Style and technique
Often considered by commentators to be the benchmark against which other batsmen are compared for attractive, graceful batting, Palairet won many plaudits for his style. In his book, The Jubilee Book of Cricket, Ranjitsinhji includes a number of staged photographs of Palairet playing his shots, and describes his methods in places, using them as the model which young players should adopt. He played predominantly off the front foot, and tended to be less effective on soft pitches. He favoured shots on the off side, particularly the off drive and cover drive. During Palairet’s career, bowlers favoured a tactic, known as off theory, of bowling the ball just outside the off stump. The strength of Palairet’s off side strokes helped him to score effectively against this tactic. Fry suggests that the early practice that Palairet gained against Attewell and Martin, who bowled accurately at the stumps, was a key factor in limiting his range of leg side shots. He favoured lofted shots which were often compared to golf strokes.
For a time early in his career, he attempted to play more powerfully, but then returned to his forward style. Despite this, he remained capable of hitting the ball out of the County Ground in Taunton and into the River Tone at one end or the churchyard at the other. Although considered a stylish batsman, Palairet was described by Foot as having “the minimum of extrovert flourish” and “no quaint mannerisms”, both factors he considered relevant in Palairet’s limited Test appearances. Throughout his career, Palairet shunned improvisation, and played well-established, orthodox cricket shots. He remained absolutely still at the crease while preparing to play a shot, a feature later seen in Viv Richards‘ batting.

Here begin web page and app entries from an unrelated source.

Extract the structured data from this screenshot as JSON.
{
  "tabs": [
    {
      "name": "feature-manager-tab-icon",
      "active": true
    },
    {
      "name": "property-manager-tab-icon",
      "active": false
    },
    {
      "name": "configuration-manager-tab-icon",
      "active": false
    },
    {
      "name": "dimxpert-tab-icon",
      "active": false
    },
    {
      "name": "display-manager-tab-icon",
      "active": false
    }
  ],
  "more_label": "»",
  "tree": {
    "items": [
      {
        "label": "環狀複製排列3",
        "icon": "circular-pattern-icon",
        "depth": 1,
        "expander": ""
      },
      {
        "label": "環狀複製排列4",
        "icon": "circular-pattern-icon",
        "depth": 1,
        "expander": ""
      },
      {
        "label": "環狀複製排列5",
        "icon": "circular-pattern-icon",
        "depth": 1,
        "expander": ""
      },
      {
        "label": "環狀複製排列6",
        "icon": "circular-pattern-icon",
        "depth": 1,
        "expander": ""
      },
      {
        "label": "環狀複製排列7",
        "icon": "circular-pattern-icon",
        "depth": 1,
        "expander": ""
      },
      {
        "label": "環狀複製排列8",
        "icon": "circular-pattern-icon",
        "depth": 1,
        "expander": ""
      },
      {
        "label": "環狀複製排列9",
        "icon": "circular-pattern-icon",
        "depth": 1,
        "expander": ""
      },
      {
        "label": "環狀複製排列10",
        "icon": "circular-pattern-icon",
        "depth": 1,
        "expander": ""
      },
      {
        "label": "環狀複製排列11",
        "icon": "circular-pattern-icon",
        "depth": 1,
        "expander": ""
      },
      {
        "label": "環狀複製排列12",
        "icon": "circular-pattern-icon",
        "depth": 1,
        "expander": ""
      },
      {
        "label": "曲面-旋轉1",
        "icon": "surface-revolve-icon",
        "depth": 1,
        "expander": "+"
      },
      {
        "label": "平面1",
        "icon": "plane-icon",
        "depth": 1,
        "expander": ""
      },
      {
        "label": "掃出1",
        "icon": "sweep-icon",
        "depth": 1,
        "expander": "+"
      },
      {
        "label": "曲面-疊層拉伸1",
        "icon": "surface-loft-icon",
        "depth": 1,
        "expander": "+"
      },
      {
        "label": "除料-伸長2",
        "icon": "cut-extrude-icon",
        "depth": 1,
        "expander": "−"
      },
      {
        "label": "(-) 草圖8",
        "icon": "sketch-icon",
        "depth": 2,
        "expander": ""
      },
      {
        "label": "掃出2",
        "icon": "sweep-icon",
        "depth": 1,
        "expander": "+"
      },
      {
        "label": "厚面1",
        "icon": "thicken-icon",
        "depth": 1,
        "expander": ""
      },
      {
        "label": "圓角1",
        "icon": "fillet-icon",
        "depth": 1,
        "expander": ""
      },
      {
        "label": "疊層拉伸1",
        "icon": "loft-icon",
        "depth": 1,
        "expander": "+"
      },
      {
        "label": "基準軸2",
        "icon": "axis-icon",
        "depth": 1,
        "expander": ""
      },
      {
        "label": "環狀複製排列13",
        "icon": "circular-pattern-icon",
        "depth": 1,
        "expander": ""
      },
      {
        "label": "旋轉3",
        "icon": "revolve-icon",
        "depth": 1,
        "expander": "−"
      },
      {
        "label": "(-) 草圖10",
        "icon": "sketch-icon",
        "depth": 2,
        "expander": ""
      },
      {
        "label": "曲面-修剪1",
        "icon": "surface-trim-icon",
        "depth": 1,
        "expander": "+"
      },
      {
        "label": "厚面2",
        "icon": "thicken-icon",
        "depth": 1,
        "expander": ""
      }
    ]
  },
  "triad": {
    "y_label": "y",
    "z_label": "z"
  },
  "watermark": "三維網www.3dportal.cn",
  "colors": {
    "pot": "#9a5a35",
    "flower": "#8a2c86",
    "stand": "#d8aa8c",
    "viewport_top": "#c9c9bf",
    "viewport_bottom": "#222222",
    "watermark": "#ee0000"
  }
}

Palairet married Caroline Mabel Laverton, the daughter of William Henry Laverton, a prominent cricket patron in Wiltshire, in 1894. The pair had two children: Evelyn Mabel Hamilton, born in 1895, and Henry Edward Hamilton the following year. Palairet’s brother, Richard, played first-class cricket for Somerset between 1891 and 1902, albeit without as much success as Lionel. In addition to cricket, Palairet maintained an interest in a range of other sports; a 1901 profile of him in Baily’s Magazine records that foxhunting was his primary sporting interest. After his retirement from cricket, Palairet became a prominent golfer in the south-west. He was the first chairman of the Devon County Golf Union upon its formation in 1911, captained Devon at golf either side of the First World War, from 1914 through until 1926, and was also president of the Union from 1923 until 1932. He developed the idea of an inter-club team championship within Devon, and donated the prize, which remains named the Palairet Trophy. During the First World War, he had command of a Remount Depot at Powderham, the seat of the Earl of Devon. He died in Exmouth on 27 March 1933, aged 62.